Required work ::
Your task is to find every line in the records that holds the string "kind" and copy it.
Dataset excerpts START
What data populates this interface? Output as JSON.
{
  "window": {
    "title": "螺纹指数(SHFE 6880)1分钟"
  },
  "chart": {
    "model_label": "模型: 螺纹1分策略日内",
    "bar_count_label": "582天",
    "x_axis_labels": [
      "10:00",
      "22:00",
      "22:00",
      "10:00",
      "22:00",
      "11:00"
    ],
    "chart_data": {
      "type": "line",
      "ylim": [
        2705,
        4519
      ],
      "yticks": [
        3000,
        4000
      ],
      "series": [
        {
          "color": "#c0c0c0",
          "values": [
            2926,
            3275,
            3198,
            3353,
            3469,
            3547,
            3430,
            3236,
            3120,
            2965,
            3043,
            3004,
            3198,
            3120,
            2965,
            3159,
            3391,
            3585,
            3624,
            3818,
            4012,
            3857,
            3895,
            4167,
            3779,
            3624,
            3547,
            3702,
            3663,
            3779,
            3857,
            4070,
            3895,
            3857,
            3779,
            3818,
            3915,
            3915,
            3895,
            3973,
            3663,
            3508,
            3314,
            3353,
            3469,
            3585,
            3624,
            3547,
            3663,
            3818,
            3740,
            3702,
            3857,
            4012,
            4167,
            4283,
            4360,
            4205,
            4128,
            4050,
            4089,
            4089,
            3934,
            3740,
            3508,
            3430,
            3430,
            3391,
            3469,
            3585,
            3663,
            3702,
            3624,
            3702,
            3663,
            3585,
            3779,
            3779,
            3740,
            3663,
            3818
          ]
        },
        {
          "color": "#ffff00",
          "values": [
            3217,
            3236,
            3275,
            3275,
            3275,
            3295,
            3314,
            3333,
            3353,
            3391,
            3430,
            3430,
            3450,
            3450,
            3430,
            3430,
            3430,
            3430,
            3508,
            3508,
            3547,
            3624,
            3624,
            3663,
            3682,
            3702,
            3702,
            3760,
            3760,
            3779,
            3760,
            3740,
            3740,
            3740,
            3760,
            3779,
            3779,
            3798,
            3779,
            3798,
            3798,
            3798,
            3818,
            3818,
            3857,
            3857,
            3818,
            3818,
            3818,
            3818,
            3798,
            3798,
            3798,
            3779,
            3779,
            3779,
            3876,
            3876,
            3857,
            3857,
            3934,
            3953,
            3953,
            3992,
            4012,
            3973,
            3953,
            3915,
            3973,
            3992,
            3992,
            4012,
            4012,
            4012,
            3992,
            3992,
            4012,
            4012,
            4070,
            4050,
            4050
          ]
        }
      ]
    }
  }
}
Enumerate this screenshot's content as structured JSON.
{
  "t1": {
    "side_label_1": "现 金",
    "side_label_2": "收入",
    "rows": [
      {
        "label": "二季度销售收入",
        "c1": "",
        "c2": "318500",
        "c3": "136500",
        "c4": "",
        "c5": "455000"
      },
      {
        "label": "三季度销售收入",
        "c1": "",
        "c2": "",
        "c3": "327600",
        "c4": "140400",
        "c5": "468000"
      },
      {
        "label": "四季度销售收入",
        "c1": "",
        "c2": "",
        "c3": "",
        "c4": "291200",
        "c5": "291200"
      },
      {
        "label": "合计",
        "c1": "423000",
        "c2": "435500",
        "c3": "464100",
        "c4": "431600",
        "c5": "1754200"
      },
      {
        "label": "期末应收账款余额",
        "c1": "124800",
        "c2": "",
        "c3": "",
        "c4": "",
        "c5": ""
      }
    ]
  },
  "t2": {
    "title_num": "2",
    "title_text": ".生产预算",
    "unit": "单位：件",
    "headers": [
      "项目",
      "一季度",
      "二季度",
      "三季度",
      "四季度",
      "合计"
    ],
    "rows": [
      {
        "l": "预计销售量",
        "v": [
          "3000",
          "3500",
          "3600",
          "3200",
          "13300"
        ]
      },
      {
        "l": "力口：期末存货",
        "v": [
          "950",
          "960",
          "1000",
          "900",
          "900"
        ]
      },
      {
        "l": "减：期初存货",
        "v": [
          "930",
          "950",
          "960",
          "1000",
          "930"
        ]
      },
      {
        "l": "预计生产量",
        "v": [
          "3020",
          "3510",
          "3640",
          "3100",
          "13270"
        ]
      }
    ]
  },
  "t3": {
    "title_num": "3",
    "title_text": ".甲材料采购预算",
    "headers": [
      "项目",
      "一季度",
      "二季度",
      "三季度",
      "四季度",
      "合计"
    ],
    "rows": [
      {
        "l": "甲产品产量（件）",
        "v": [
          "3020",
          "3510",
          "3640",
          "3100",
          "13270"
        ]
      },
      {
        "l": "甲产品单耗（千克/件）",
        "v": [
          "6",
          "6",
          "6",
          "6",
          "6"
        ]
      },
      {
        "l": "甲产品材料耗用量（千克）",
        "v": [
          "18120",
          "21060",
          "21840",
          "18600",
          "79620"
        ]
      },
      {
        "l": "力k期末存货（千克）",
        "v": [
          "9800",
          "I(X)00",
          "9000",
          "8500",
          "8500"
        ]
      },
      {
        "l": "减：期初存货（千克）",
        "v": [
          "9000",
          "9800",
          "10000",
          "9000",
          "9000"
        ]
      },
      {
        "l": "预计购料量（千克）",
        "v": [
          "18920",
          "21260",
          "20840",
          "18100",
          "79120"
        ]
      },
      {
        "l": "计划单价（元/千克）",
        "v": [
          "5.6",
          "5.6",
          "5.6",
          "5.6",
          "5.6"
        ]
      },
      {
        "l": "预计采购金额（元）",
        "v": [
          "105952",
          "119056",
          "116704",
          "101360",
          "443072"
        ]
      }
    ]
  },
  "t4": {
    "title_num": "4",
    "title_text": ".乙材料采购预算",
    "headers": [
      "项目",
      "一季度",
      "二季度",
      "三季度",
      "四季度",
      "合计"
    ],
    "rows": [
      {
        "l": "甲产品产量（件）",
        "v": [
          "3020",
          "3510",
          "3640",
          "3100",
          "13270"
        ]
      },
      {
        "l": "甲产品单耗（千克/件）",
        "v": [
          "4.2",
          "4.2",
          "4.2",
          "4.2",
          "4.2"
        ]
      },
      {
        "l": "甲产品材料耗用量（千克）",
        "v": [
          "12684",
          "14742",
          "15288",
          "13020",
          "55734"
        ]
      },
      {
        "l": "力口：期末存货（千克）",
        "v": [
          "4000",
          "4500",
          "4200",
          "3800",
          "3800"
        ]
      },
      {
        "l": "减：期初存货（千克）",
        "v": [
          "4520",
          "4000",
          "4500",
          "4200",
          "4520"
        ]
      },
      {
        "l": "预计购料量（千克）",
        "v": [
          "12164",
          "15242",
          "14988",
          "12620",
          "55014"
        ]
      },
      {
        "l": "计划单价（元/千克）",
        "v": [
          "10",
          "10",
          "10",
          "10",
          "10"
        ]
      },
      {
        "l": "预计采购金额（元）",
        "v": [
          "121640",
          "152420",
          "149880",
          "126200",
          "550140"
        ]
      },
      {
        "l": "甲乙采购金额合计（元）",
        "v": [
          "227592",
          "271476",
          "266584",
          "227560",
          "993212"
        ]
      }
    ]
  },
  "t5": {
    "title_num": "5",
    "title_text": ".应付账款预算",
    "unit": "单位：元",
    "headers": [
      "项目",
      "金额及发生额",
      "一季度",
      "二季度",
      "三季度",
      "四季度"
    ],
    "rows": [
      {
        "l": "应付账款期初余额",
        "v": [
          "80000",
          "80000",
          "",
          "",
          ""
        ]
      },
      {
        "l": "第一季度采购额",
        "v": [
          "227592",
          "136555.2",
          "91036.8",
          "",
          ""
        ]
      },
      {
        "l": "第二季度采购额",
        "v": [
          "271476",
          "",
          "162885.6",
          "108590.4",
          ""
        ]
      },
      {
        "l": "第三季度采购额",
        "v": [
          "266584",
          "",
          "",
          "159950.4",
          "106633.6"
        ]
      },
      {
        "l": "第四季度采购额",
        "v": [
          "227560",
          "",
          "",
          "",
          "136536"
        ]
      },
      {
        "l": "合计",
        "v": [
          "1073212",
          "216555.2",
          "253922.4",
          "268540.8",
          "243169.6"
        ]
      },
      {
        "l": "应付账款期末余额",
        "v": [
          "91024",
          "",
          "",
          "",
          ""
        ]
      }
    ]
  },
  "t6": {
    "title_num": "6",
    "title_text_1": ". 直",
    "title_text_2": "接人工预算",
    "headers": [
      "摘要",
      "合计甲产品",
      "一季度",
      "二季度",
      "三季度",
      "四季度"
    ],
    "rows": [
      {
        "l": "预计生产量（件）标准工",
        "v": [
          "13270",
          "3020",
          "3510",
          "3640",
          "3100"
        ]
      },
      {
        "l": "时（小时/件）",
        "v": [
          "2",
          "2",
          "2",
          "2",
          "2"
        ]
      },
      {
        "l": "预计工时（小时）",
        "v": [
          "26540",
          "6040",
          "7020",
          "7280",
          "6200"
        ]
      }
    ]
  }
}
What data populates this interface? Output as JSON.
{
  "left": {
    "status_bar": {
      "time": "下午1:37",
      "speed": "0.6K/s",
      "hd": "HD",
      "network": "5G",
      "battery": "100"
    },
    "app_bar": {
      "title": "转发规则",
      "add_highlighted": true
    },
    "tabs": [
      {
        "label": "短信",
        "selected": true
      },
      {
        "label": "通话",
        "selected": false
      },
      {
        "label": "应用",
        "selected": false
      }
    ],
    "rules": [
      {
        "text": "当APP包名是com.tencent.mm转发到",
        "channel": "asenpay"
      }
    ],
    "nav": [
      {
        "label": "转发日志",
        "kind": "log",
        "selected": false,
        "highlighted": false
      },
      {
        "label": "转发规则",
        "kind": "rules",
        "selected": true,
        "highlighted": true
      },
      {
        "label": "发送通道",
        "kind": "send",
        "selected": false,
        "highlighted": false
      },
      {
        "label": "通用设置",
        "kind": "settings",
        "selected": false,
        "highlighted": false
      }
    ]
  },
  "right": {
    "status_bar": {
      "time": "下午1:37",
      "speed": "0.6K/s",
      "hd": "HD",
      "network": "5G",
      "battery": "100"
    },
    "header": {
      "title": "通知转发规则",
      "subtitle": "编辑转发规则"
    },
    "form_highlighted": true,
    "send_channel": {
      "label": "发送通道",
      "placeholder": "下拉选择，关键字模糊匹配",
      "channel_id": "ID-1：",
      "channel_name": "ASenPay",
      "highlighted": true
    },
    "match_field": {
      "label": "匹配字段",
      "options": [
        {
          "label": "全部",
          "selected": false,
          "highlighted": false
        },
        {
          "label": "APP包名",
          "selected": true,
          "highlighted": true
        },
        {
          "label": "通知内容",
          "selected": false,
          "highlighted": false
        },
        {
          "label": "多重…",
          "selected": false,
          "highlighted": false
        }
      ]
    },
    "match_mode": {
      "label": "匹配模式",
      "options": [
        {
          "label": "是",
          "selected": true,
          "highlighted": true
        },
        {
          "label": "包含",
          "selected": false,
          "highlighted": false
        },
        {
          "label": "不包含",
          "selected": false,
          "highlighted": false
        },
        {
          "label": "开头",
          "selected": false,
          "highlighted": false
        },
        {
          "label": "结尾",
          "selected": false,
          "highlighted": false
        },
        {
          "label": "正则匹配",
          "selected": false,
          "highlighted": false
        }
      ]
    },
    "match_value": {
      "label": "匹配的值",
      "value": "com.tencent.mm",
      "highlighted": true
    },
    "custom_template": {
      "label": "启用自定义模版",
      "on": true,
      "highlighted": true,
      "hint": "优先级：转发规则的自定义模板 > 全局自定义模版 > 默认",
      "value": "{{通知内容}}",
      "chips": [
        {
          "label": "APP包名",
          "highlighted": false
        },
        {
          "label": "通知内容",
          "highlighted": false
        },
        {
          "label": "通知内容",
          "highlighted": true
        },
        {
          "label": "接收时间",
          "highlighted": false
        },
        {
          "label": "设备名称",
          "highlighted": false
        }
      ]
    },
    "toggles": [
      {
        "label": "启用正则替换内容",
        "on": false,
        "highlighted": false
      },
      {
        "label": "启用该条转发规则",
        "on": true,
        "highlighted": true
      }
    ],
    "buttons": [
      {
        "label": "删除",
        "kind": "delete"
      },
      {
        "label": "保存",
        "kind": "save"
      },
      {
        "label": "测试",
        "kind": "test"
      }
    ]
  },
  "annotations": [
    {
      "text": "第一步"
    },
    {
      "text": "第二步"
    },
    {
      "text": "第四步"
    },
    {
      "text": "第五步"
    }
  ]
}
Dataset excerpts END
Solution ::
        "kind": "log",
        "kind": "rules",
        "kind": "send",
        "kind": "settings",
        "kind": "delete"
        "kind": "save"
        "kind": "test"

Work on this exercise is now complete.